As a designer I use a colour matching system called Pantone. Pantone gives us the specific percentage of each colour ink to use to reproduce that colour. Not everyone uses Pantone, or has a Pantone guide, but my advice is do not expect RGB to print the same way it shows up on your screen. When you are preparing your images for print, make sure you use CMYK.
Don’t Take Images from Google
It’s not ok. If you are putting an image out into the public domain, you could find yourself in serious trouble. Images on the internet are usually under copyright, which means someone else owns them and you can not use it without a permission or payment. And that goes for preparing slide decks too. Do Not rob anything from Google because you are probably stealing, you will be hurting the creator of the original image, and anyway, you don’t know what the resolution of the image is.
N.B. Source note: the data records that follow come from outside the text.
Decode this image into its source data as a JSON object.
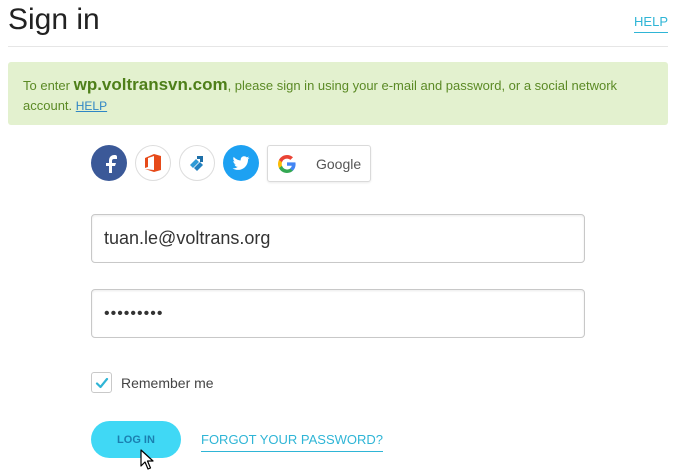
{
  "header": {
    "title": "Sign in",
    "help_label": "HELP"
  },
  "notice": {
    "prefix": "To enter ",
    "domain": "wp.voltransvn.com",
    "suffix": ", please sign in using your e-mail and password, or a social network account. ",
    "help_link": "HELP"
  },
  "social": {
    "buttons": [
      {
        "name": "facebook",
        "icon": "facebook-icon",
        "color": "#3b5998"
      },
      {
        "name": "office",
        "icon": "office-icon",
        "color": "#e64a19"
      },
      {
        "name": "trello",
        "icon": "trello-icon",
        "color": "#1e6fa8"
      },
      {
        "name": "twitter",
        "icon": "twitter-icon",
        "color": "#1da1f2"
      }
    ],
    "google_label": "Google"
  },
  "form": {
    "email_value": "tuan.le@voltrans.org",
    "password_value": "•••••••••",
    "remember_label": "Remember me",
    "remember_checked": true,
    "login_label": "LOG IN",
    "forgot_label": "FORGOT YOUR PASSWORD?"
  },
  "colors": {
    "accent": "#2fb5d6",
    "button": "#40d8f5",
    "notice_bg": "#e3f1cf",
    "notice_text": "#5b8a25"
  }
}
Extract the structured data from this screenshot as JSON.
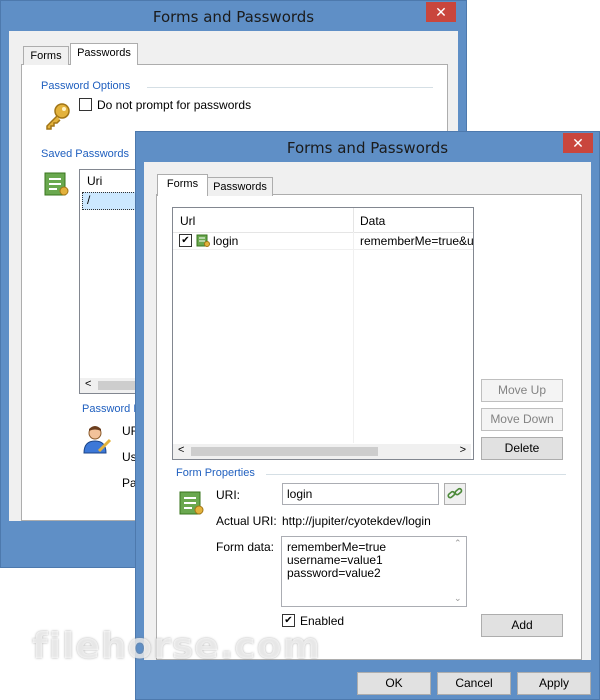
{
  "back": {
    "title": "Forms and Passwords",
    "close": "✕",
    "tabs": [
      "Forms",
      "Passwords"
    ],
    "password_options_label": "Password Options",
    "do_not_prompt": "Do not prompt for passwords",
    "saved_passwords_label": "Saved Passwords",
    "col_url": "Uri",
    "row1": "/",
    "password_props_label": "Password P",
    "partial1": "UR",
    "partial2": "Us",
    "partial3": "Pa"
  },
  "front": {
    "title": "Forms and Passwords",
    "close": "✕",
    "tabs": [
      "Forms",
      "Passwords"
    ],
    "list": {
      "col_url": "Url",
      "col_data": "Data",
      "rows": [
        {
          "url": "login",
          "data": "rememberMe=true&u",
          "checked": true
        }
      ]
    },
    "move_up": "Move Up",
    "move_down": "Move Down",
    "delete": "Delete",
    "form_props_label": "Form Properties",
    "uri_label": "URI:",
    "uri_value": "login",
    "actual_uri_label": "Actual URI:",
    "actual_uri_value": "http://jupiter/cyotekdev/login",
    "form_data_label": "Form data:",
    "form_data_lines": [
      "rememberMe=true",
      "username=value1",
      "password=value2"
    ],
    "enabled_label": "Enabled",
    "add": "Add",
    "ok": "OK",
    "cancel": "Cancel",
    "apply": "Apply"
  },
  "watermark": "filehorse.com"
}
You are in a much better place to buy royalty free images. Royalty free images are taking a fee from you to give you a licence to use that image. And remember, don’t use an image without reading the terms and conditions of use before you buy an image.
There is also a licence called a creative commons licence under which you can get images to use, and there are sites out there that offer free images. Again, don’t use an image without reading the terms and conditions of use first.
A Quick Recap on What Not To Do…
Don’t distort your images, only resize using a constraint command to keep your images intact. Its very hard to pull back from a distorted image
Don’t blow up an image to be too big for the number of pixels you have in the image. And equally don’t size images down to be too many pixels for the size you want because that too can come out blurry.
Don’t give RGB artwork to a printer who will print in CMYK. Your fiery pink will be more of a red.
Definitely do not steal images from Google. Buy royalty free images or use the free image sites.
Don’t steal images from the Internet, you are most likely to be breaking the law, and worse still, hurting the creator of the original image.